After the Pakistani army crackdown in 1971 in the Dhaka University area from which Munier Chowdhury luckily escaped like many, he moved to his parents' house, near Hatirpool. He became a totally dejected and broken man. Many of his student-like well-wishers requested him to come to the liberated areas. But unfortunately Munier Choudhury couldn't mentally adjust to the idea of fleeing from his beloved motherland. He preferred to stay back and surrendered to his 'fate'.[1][2]

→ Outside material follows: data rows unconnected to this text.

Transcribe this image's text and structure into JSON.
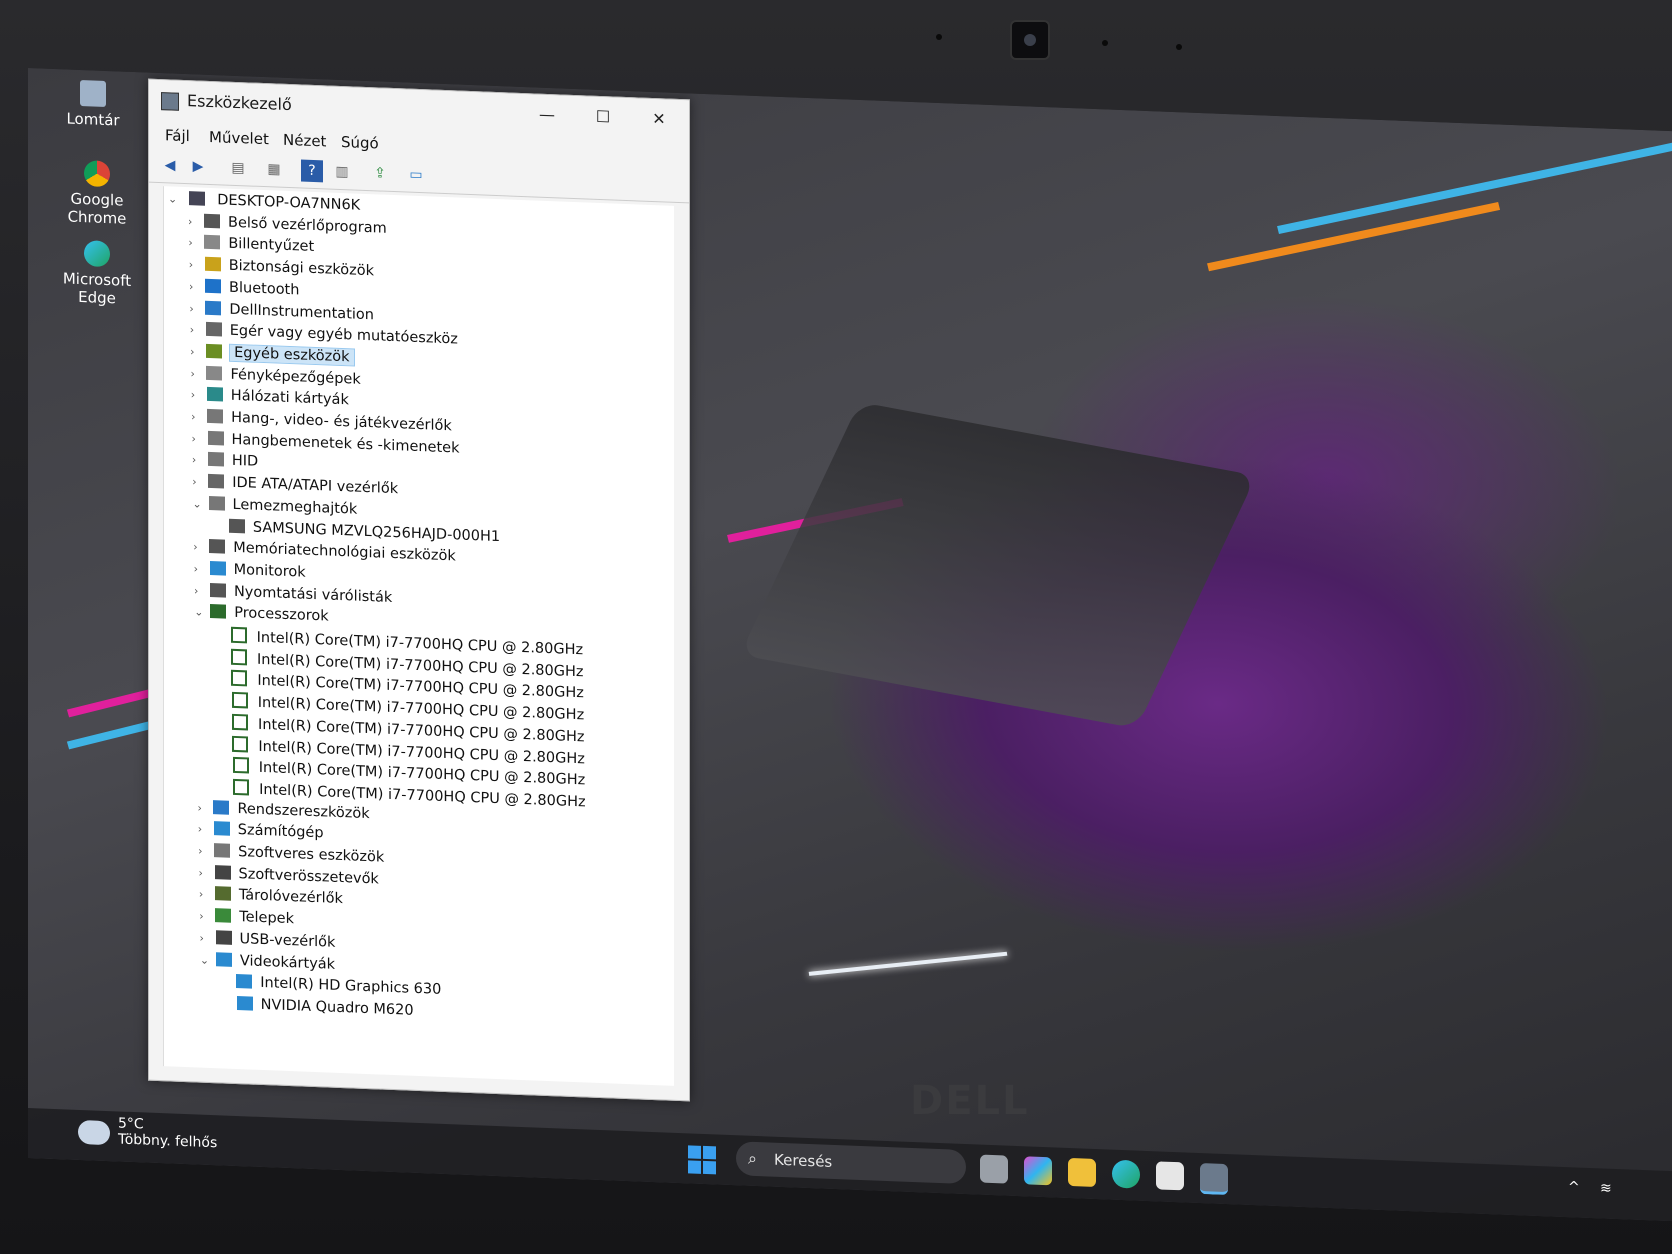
{
  "desktop": {
    "icons": [
      {
        "label": "Lomtár"
      },
      {
        "label": "Google Chrome"
      },
      {
        "label": "Microsoft Edge"
      }
    ]
  },
  "window": {
    "title": "Eszközkezelő",
    "controls": {
      "minimize": "—",
      "maximize": "☐",
      "close": "✕"
    },
    "menu": [
      "Fájl",
      "Művelet",
      "Nézet",
      "Súgó"
    ]
  },
  "tree": {
    "root": "DESKTOP-OA7NN6K",
    "categories": [
      {
        "label": "Belső vezérlőprogram",
        "expanded": false
      },
      {
        "label": "Billentyűzet",
        "expanded": false
      },
      {
        "label": "Biztonsági eszközök",
        "expanded": false
      },
      {
        "label": "Bluetooth",
        "expanded": false
      },
      {
        "label": "DellInstrumentation",
        "expanded": false
      },
      {
        "label": "Egér vagy egyéb mutatóeszköz",
        "expanded": false
      },
      {
        "label": "Egyéb eszközök",
        "expanded": false,
        "selected": true
      },
      {
        "label": "Fényképezőgépek",
        "expanded": false
      },
      {
        "label": "Hálózati kártyák",
        "expanded": false
      },
      {
        "label": "Hang-, video- és játékvezérlők",
        "expanded": false
      },
      {
        "label": "Hangbemenetek és -kimenetek",
        "expanded": false
      },
      {
        "label": "HID",
        "expanded": false
      },
      {
        "label": "IDE ATA/ATAPI vezérlők",
        "expanded": false
      },
      {
        "label": "Lemezmeghajtók",
        "expanded": true
      },
      {
        "label": "SAMSUNG MZVLQ256HAJD-000H1",
        "child": true
      },
      {
        "label": "Memóriatechnológiai eszközök",
        "expanded": false
      },
      {
        "label": "Monitorok",
        "expanded": false
      },
      {
        "label": "Nyomtatási várólisták",
        "expanded": false
      },
      {
        "label": "Processzorok",
        "expanded": true
      },
      {
        "label": "Intel(R) Core(TM) i7-7700HQ CPU @ 2.80GHz",
        "child": true,
        "cpu": true
      },
      {
        "label": "Intel(R) Core(TM) i7-7700HQ CPU @ 2.80GHz",
        "child": true,
        "cpu": true
      },
      {
        "label": "Intel(R) Core(TM) i7-7700HQ CPU @ 2.80GHz",
        "child": true,
        "cpu": true
      },
      {
        "label": "Intel(R) Core(TM) i7-7700HQ CPU @ 2.80GHz",
        "child": true,
        "cpu": true
      },
      {
        "label": "Intel(R) Core(TM) i7-7700HQ CPU @ 2.80GHz",
        "child": true,
        "cpu": true
      },
      {
        "label": "Intel(R) Core(TM) i7-7700HQ CPU @ 2.80GHz",
        "child": true,
        "cpu": true
      },
      {
        "label": "Intel(R) Core(TM) i7-7700HQ CPU @ 2.80GHz",
        "child": true,
        "cpu": true
      },
      {
        "label": "Intel(R) Core(TM) i7-7700HQ CPU @ 2.80GHz",
        "child": true,
        "cpu": true
      },
      {
        "label": "Rendszereszközök",
        "expanded": false
      },
      {
        "label": "Számítógép",
        "expanded": false
      },
      {
        "label": "Szoftveres eszközök",
        "expanded": false
      },
      {
        "label": "Szoftverösszetevők",
        "expanded": false
      },
      {
        "label": "Tárolóvezérlők",
        "expanded": false
      },
      {
        "label": "Telepek",
        "expanded": false
      },
      {
        "label": "USB-vezérlők",
        "expanded": false
      },
      {
        "label": "Videokártyák",
        "expanded": true
      },
      {
        "label": "Intel(R) HD Graphics 630",
        "child": true
      },
      {
        "label": "NVIDIA Quadro M620",
        "child": true
      }
    ]
  },
  "taskbar": {
    "weather": {
      "temp": "5°C",
      "condition": "Többny. felhős"
    },
    "search_placeholder": "Keresés"
  },
  "brand": "DELL",
  "colors": {
    "accent": "#3aa0f0",
    "selection": "#cce4f7",
    "cpu_icon": "#2c6b2c"
  }
}
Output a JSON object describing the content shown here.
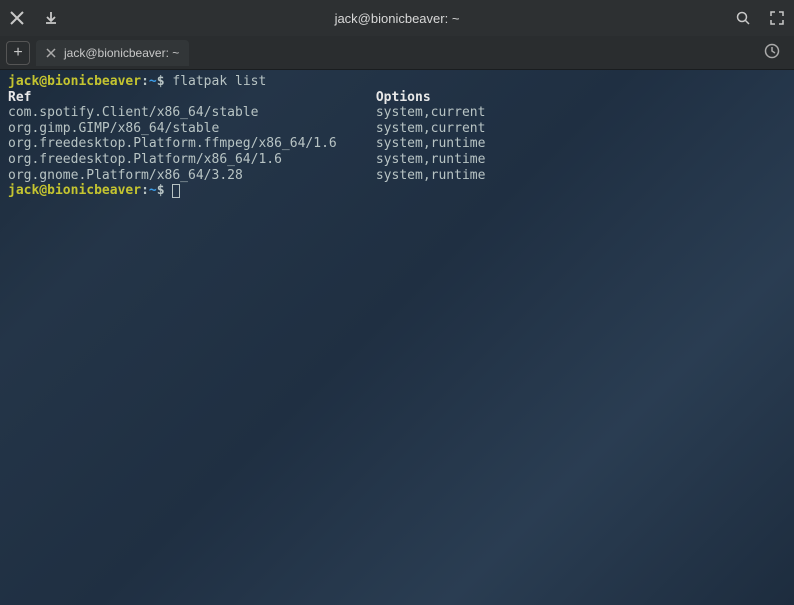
{
  "window": {
    "title": "jack@bionicbeaver: ~"
  },
  "tab": {
    "label": "jack@bionicbeaver: ~"
  },
  "prompt": {
    "user_host": "jack@bionicbeaver",
    "separator": ":",
    "path": "~",
    "symbol": "$"
  },
  "command": "flatpak list",
  "headers": {
    "ref": "Ref",
    "options": "Options"
  },
  "rows": [
    {
      "ref": "com.spotify.Client/x86_64/stable",
      "options": "system,current"
    },
    {
      "ref": "org.gimp.GIMP/x86_64/stable",
      "options": "system,current"
    },
    {
      "ref": "org.freedesktop.Platform.ffmpeg/x86_64/1.6",
      "options": "system,runtime"
    },
    {
      "ref": "org.freedesktop.Platform/x86_64/1.6",
      "options": "system,runtime"
    },
    {
      "ref": "org.gnome.Platform/x86_64/3.28",
      "options": "system,runtime"
    }
  ],
  "layout": {
    "ref_col_width": 47
  }
}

On 14 December 1971 Munier Chowdhury, along with a large number of Bengali intellectuals, educators, doctors and engineers, were kidnapped from their houses and later tortured and executed by the Pakistan Army and its Bengali collaborators Al-Badr, Al-Shams, only 2 days before the end of the Bangladesh War. His dead body could not be identified.[1][2]

A witness who survived the killing had narrated how he recognized Munier as he screamed while his fingers were chopped off. "Have mercy" that is all Munier had said. As this was being done the butcher said, "write your famous essays on Rabindranath Tagore." This happened in the renowned Physical Training College. That was the last that anyone saw of him.[5]

On 3 November 2013, Chowdhury Mueen-Uddin, a Muslim leader based in London, and Ashrafuz Zaman Khan, based in the US, were sentenced in absentia after the court found that they were involved in the abduction and murders of 18 people – nine Dhaka University teachers including Munier Chowdhury, six journalists and three physicians – in December 1971.[6]

Personal life[edit]

Munier Chowdhury is survived by his wife Lily Chowdhury and three sons Ahmed Munier, Ashfaq Munier and Asif Munier. Ahmed Munier works as the Chief Mission Support for the United Nations Integrated Peacebuilding Office in Sierra Leone (UNIPSIL). Ashfaq Munier (known as Mishuk Munier) was a media specialist. He died in a tragic road accident in Dhaka on August 13, 2011 at the age of 52. Asif Munier is a human rights activist in the country and was a founder member of Projonmo Ekattor, a human rights group in Bangladesh, which initiated the building of the Rayer Bazar Smriti Shoudho (Rayer Bazar Memorial) in Dhaka. This memorial was built on the barren land on which the Pakistani army dumped the bodies of the intellectuals after murdering them. Projonmo Ekattor also campaigns for the trial of war criminals of 1971. Asif Munier also runs his own theatre group, Bongorongo, through which he stages his fathers plays regularly.

References[edit]

  1. ^ a b c "Profiles of martyred intellectuals". Daily Star. Mukto-mona. Retrieved 7 November 2013. 
  2. ^ a b c d "Profiles of martyred intellectuals". The Daily Star. 14 December 2006. Retrieved 7 November 2013. 
  3. ^ a b Chowdhury, Kabir (14 December 2003). "Remembering Munier Chowdhury". The New Age. Muktadhara. Retrieved 7 November 2013. 
  4. ^ a b c d e Chowdhury, Shamsher (14 December 2006). "A tribute to Munier Choudhury". The Daily Star. Retrieved 7 November 2013. 
  5. ^ Akhtar, Shameem (14 December 2013). "A tribute to our martyred intellectuals". The Daily Star. Retrieved 31 December 2013. 
  6. ^ Chowdhury, Syed Tashfin (3 November 2013). "UK Muslim leader Chowdhury Mueen Uddin sentenced to death in Bangladesh". The Independent. Retrieved 7 November 2013. 

External links[edit]